● What is needed: What lines in the records below hold the string "footer"? Please show them.

● Source data:

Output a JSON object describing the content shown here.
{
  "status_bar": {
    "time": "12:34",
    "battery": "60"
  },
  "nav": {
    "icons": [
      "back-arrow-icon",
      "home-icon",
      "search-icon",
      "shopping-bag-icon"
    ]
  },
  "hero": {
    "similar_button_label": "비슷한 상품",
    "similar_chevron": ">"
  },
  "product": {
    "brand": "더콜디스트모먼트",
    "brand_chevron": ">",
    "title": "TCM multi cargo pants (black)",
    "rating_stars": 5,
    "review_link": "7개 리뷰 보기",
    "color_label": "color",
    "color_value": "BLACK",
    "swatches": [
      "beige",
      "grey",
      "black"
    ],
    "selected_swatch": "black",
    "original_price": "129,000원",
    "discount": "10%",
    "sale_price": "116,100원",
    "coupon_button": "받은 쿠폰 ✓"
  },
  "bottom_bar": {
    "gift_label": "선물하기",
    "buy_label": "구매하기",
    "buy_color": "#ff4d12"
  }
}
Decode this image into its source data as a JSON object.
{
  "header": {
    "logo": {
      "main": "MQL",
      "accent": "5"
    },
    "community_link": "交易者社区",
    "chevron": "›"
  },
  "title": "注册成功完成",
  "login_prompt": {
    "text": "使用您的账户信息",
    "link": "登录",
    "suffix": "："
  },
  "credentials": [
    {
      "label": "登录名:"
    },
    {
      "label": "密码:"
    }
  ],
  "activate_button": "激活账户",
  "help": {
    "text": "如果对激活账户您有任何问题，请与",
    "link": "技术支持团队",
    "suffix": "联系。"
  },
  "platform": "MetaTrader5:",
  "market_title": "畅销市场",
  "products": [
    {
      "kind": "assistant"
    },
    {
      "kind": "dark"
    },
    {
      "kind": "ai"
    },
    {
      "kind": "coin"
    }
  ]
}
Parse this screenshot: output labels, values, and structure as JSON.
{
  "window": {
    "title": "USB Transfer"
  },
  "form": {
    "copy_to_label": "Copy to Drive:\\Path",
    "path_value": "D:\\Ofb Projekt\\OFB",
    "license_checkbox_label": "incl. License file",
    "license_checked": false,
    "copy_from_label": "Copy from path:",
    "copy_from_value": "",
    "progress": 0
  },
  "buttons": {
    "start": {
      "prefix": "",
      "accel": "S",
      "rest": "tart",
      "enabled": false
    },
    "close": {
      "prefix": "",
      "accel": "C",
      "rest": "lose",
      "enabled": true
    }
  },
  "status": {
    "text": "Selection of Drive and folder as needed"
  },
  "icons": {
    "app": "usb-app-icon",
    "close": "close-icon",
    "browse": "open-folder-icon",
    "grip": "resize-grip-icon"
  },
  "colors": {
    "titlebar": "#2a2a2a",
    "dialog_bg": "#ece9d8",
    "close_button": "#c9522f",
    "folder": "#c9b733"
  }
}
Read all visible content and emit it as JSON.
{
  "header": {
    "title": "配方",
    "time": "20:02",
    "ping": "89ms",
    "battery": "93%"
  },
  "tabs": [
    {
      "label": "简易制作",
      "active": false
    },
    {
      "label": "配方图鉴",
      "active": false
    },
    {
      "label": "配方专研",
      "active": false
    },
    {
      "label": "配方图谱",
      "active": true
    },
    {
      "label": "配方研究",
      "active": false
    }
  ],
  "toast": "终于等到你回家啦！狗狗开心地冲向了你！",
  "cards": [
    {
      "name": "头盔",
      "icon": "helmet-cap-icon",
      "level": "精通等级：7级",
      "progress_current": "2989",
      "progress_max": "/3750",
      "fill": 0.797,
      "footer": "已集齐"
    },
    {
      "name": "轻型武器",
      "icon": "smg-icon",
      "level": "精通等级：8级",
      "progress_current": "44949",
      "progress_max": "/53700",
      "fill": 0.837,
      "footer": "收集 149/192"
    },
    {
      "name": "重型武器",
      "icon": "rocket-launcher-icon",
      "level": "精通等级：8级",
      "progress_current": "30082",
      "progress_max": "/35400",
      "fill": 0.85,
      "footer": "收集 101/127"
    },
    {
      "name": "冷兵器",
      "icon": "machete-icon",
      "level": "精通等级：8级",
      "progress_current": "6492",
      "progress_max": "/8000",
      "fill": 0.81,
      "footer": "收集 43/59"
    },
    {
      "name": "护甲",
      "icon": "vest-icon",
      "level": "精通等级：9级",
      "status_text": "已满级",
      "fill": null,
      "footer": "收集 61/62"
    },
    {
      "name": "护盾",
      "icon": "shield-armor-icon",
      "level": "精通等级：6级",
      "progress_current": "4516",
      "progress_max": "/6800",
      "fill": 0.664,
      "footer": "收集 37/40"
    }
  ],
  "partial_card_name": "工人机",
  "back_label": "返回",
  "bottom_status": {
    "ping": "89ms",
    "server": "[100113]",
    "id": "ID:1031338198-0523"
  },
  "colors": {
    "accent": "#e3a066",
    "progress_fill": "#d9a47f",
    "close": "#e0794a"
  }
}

● Output for this exercise:
      "footer": "已集齐"
      "footer": "收集 149/192"
      "footer": "收集 101/127"
      "footer": "收集 43/59"
      "footer": "收集 61/62"
      "footer": "收集 37/40"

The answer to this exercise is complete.